▸ YOUR ASSIGNMENT
Count the lines in the entries that contain the string "JSON". State nothing but the number.

________________________

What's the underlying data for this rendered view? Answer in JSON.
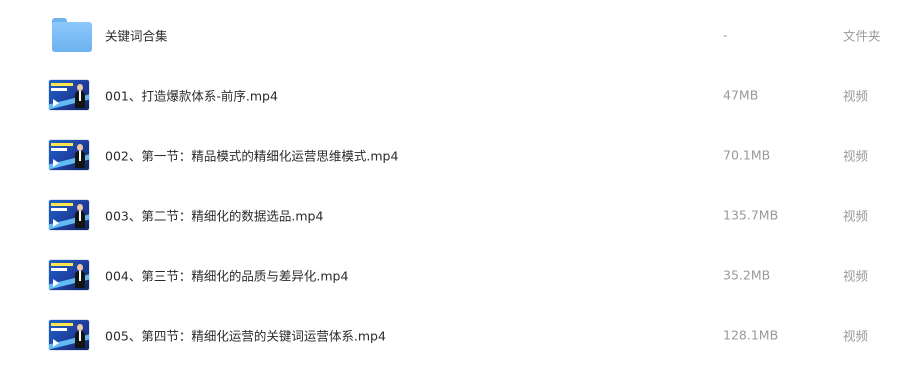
{
  "files": [
    {
      "name": "关键词合集",
      "size": "-",
      "type": "文件夹",
      "icon": "folder-icon"
    },
    {
      "name": "001、打造爆款体系-前序.mp4",
      "size": "47MB",
      "type": "视频",
      "icon": "video-thumbnail-icon"
    },
    {
      "name": "002、第一节：精品模式的精细化运营思维模式.mp4",
      "size": "70.1MB",
      "type": "视频",
      "icon": "video-thumbnail-icon"
    },
    {
      "name": "003、第二节：精细化的数据选品.mp4",
      "size": "135.7MB",
      "type": "视频",
      "icon": "video-thumbnail-icon"
    },
    {
      "name": "004、第三节：精细化的品质与差异化.mp4",
      "size": "35.2MB",
      "type": "视频",
      "icon": "video-thumbnail-icon"
    },
    {
      "name": "005、第四节：精细化运营的关键词运营体系.mp4",
      "size": "128.1MB",
      "type": "视频",
      "icon": "video-thumbnail-icon"
    }
  ],
  "colors": {
    "folder": "#7dbdf5",
    "thumbnail_bg": "#1f4fb0",
    "name_text": "#2b2b2b",
    "meta_text": "#999999"
  }
}
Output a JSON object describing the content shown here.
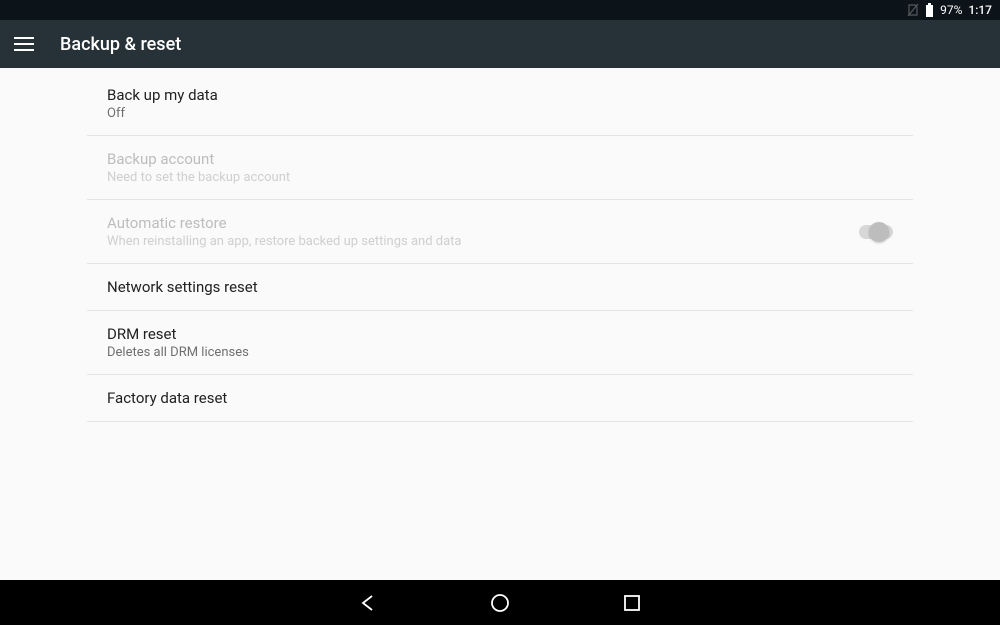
{
  "status": {
    "battery_pct": "97%",
    "time": "1:17"
  },
  "header": {
    "title": "Backup & reset"
  },
  "items": {
    "backup_data": {
      "title": "Back up my data",
      "sub": "Off"
    },
    "backup_account": {
      "title": "Backup account",
      "sub": "Need to set the backup account"
    },
    "auto_restore": {
      "title": "Automatic restore",
      "sub": "When reinstalling an app, restore backed up settings and data",
      "switch_on": false
    },
    "network_reset": {
      "title": "Network settings reset"
    },
    "drm_reset": {
      "title": "DRM reset",
      "sub": "Deletes all DRM licenses"
    },
    "factory_reset": {
      "title": "Factory data reset"
    }
  }
}
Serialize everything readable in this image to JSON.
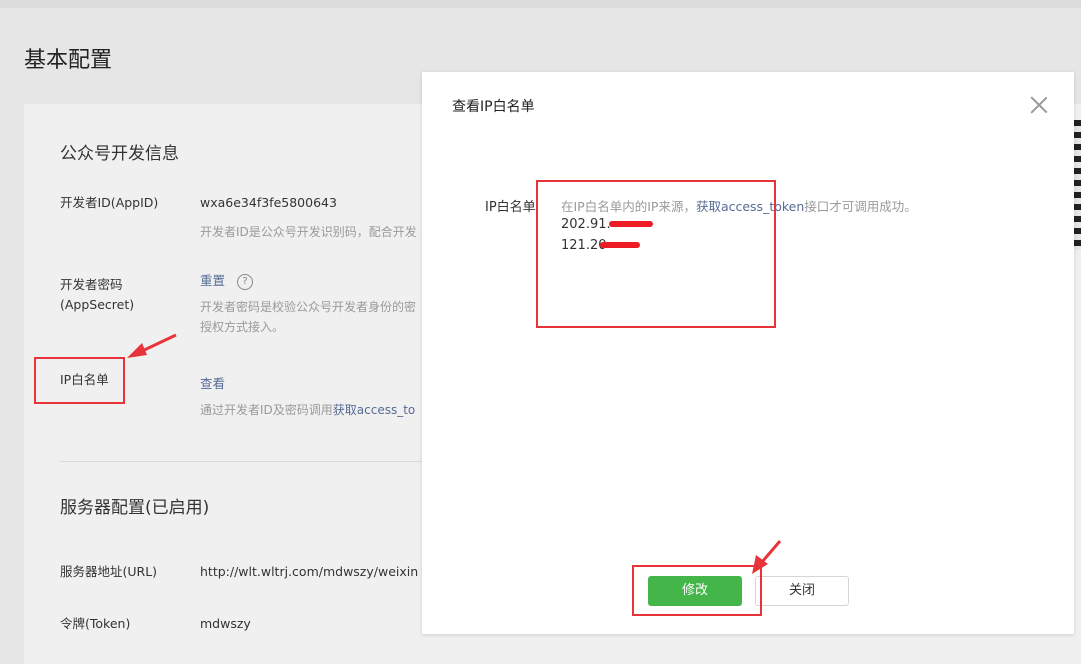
{
  "page": {
    "title": "基本配置"
  },
  "dev_info": {
    "section_title": "公众号开发信息",
    "appid_label": "开发者ID(AppID)",
    "appid_value": "wxa6e34f3fe5800643",
    "appid_desc": "开发者ID是公众号开发识别码，配合开发",
    "secret_label_1": "开发者密码",
    "secret_label_2": "(AppSecret)",
    "secret_action": "重置",
    "secret_desc_1": "开发者密码是校验公众号开发者身份的密",
    "secret_desc_2": "授权方式接入。",
    "ip_label": "IP白名单",
    "ip_action": "查看",
    "ip_desc_prefix": "通过开发者ID及密码调用",
    "ip_desc_link": "获取access_to"
  },
  "server": {
    "section_title": "服务器配置(已启用)",
    "url_label": "服务器地址(URL)",
    "url_value": "http://wlt.wltrj.com/mdwszy/weixin",
    "token_label": "令牌(Token)",
    "token_value": "mdwszy"
  },
  "modal": {
    "title": "查看IP白名单",
    "ip_label": "IP白名单",
    "tip_prefix": "在IP白名单内的IP来源，",
    "tip_link": "获取access_token",
    "tip_suffix": "接口才可调用成功。",
    "ip_1": "202.91.",
    "ip_2": "121.20",
    "modify_button": "修改",
    "close_button": "关闭"
  },
  "colors": {
    "primary": "#44b549",
    "link": "#576b95",
    "annotation": "#e8333a"
  }
}
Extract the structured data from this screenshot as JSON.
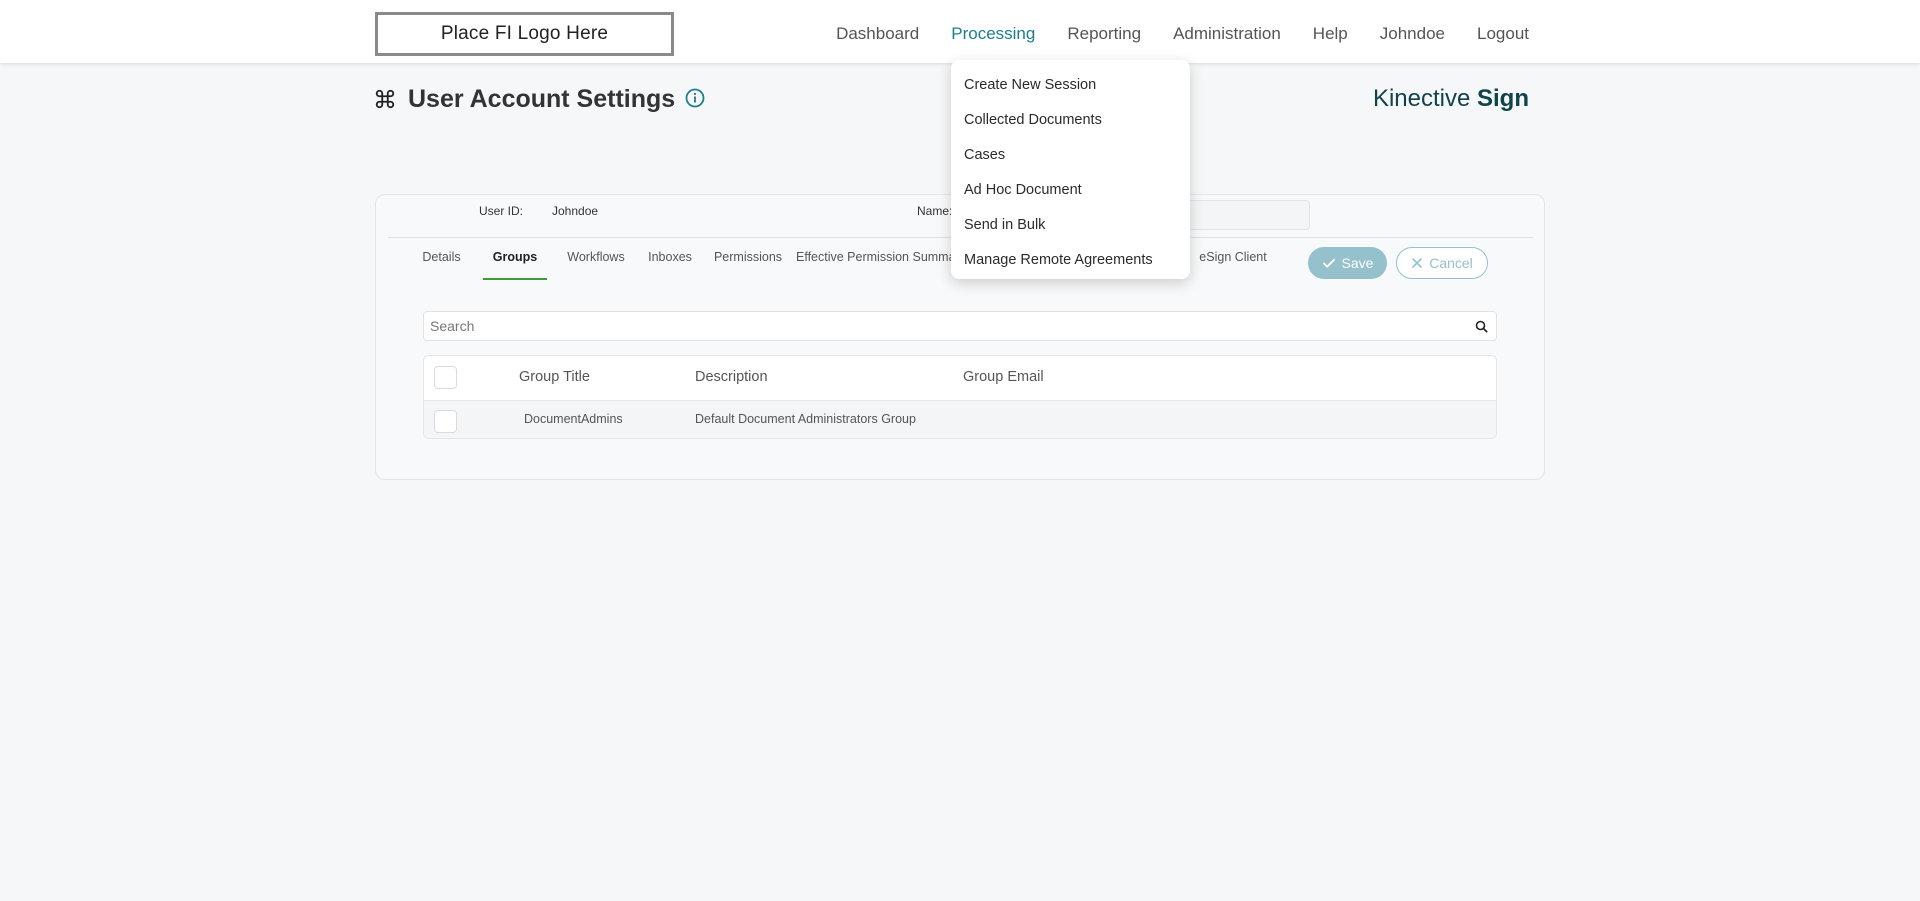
{
  "header": {
    "logo_text": "Place FI Logo Here",
    "nav": [
      "Dashboard",
      "Processing",
      "Reporting",
      "Administration",
      "Help",
      "Johndoe",
      "Logout"
    ],
    "active_nav": "Processing",
    "accent_color": "#1b7f8c"
  },
  "dropdown": {
    "items": [
      "Create New Session",
      "Collected Documents",
      "Cases",
      "Ad Hoc Document",
      "Send in Bulk",
      "Manage Remote Agreements"
    ]
  },
  "page": {
    "title": "User Account Settings",
    "title_icon": "command-icon",
    "info_icon": "info-icon",
    "brand_light": "Kinective",
    "brand_bold": "Sign"
  },
  "user": {
    "id_label": "User ID:",
    "id_value": "Johndoe",
    "name_label": "Name:"
  },
  "tabs": {
    "items": [
      "Details",
      "Groups",
      "Workflows",
      "Inboxes",
      "Permissions",
      "Effective Permission Summary",
      "eSign Client"
    ],
    "active": "Groups",
    "active_underline_color": "#3d9b3d"
  },
  "actions": {
    "save_label": "Save",
    "cancel_label": "Cancel",
    "button_color": "#95c1cc"
  },
  "search": {
    "placeholder": "Search",
    "value": ""
  },
  "table": {
    "columns": [
      "Group Title",
      "Description",
      "Group Email"
    ],
    "rows": [
      {
        "title": "DocumentAdmins",
        "description": "Default Document Administrators Group",
        "email": ""
      }
    ]
  }
}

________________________

▸ EXERCISE SOLUTION
4